AIM OF THE TASK → The expected answer comprises all lines from the entries that contain the string "icon".

*** Opening of AVAILABLE DATA ***

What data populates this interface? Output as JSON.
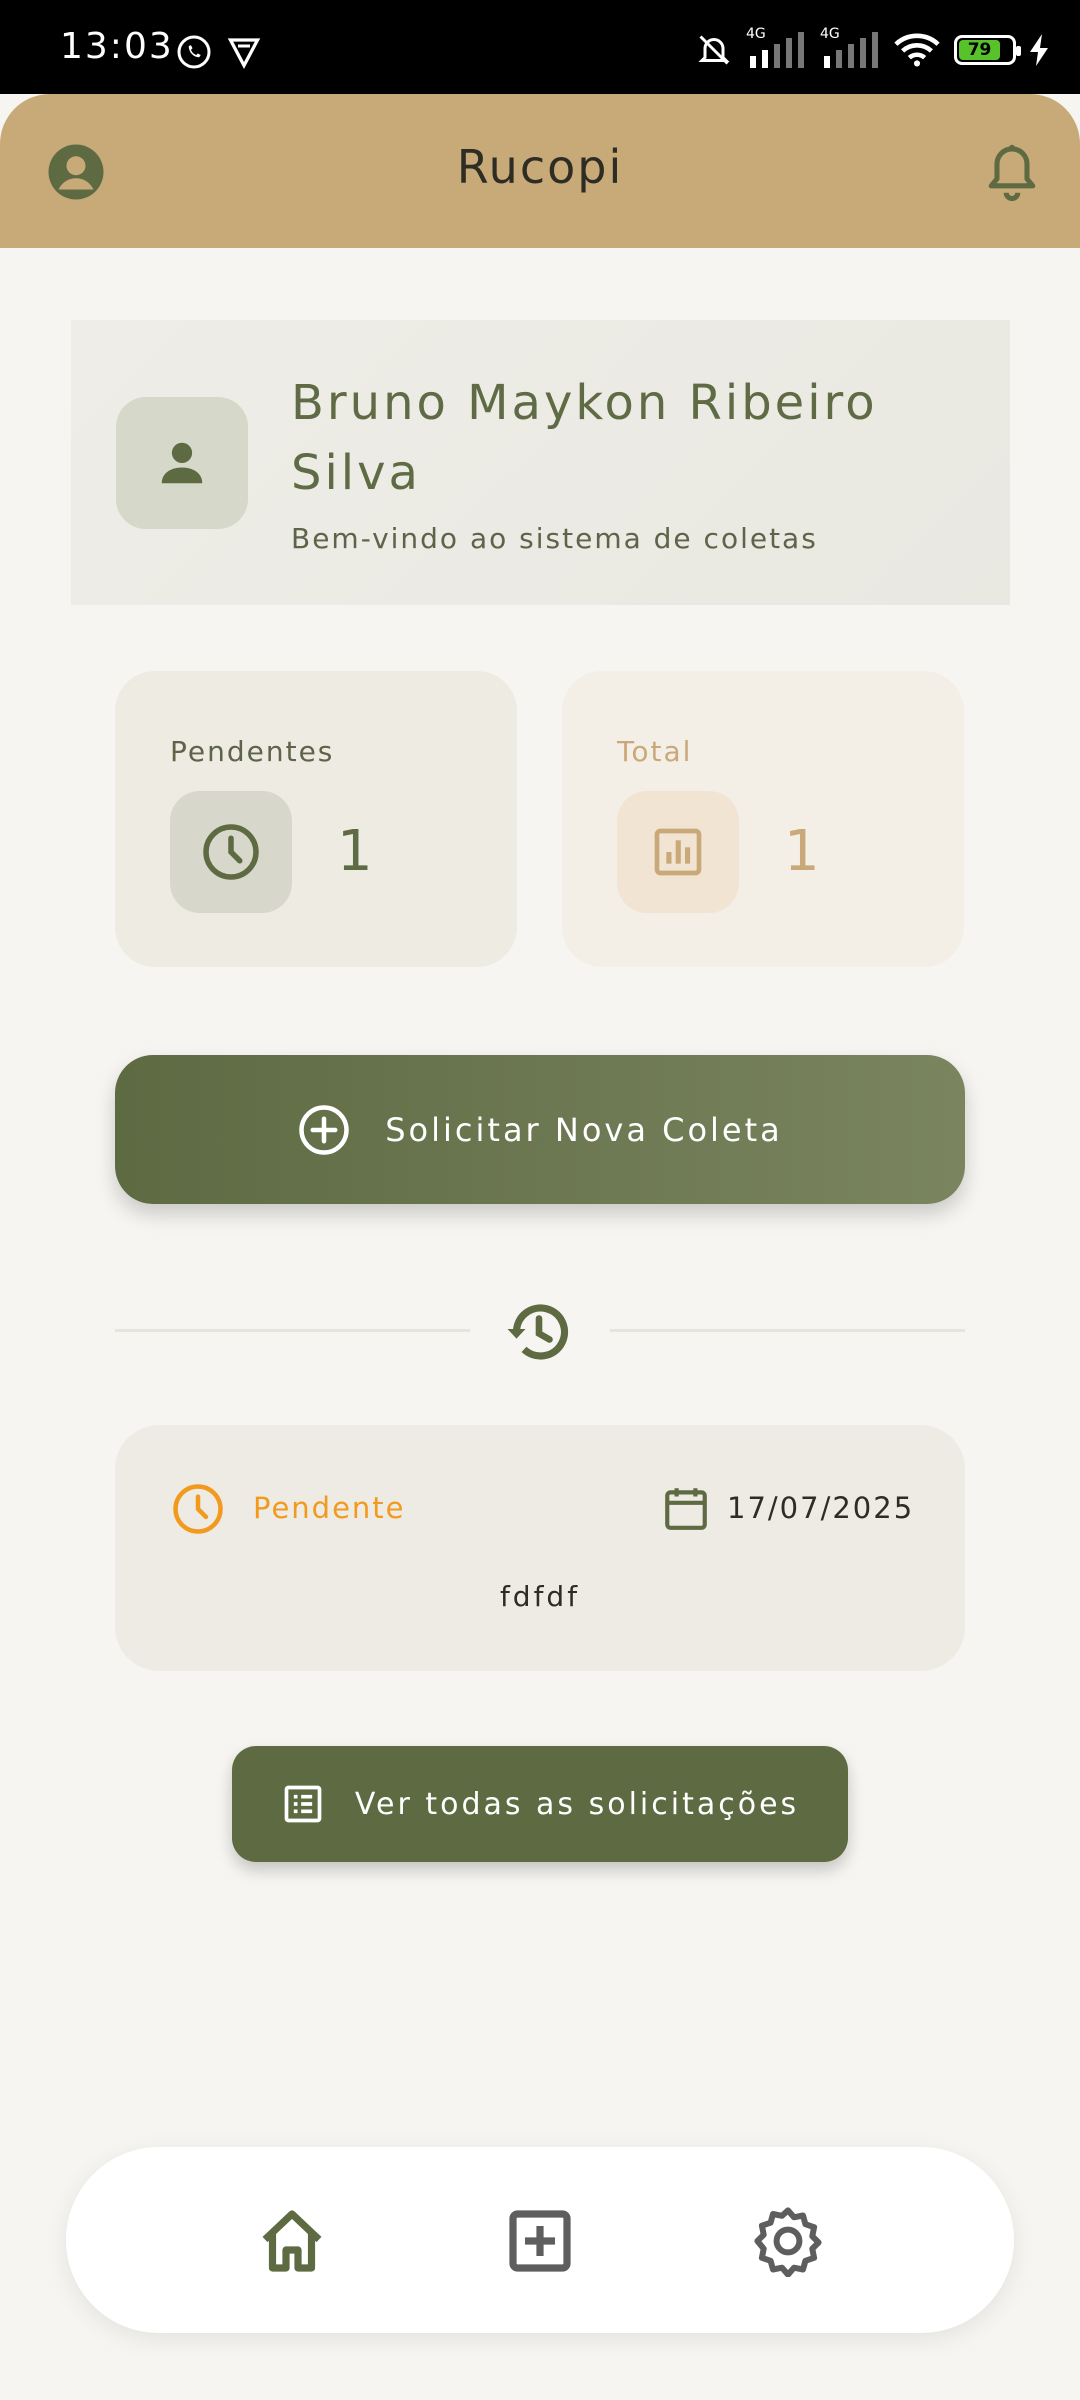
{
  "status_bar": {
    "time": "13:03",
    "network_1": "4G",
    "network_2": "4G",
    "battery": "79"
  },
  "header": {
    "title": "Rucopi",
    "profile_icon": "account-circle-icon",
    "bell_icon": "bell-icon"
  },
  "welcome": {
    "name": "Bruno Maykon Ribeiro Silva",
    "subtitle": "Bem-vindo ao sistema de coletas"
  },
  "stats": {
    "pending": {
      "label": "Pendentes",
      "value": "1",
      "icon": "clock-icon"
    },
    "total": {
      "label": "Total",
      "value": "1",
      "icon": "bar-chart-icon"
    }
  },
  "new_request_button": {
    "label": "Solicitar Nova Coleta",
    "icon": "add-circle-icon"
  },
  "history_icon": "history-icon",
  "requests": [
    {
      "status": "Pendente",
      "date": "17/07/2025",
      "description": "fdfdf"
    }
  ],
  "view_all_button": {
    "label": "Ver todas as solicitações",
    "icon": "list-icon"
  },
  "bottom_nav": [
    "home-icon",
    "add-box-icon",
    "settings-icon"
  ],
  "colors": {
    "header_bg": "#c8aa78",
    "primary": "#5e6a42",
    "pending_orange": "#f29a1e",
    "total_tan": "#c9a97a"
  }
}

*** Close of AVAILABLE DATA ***

SOLVED PROBLEM →
    "profile_icon": "account-circle-icon",
    "bell_icon": "bell-icon"
      "icon": "clock-icon"
      "icon": "bar-chart-icon"
    "icon": "add-circle-icon"
  "history_icon": "history-icon",
    "icon": "list-icon"
    "home-icon",
    "add-box-icon",
    "settings-icon"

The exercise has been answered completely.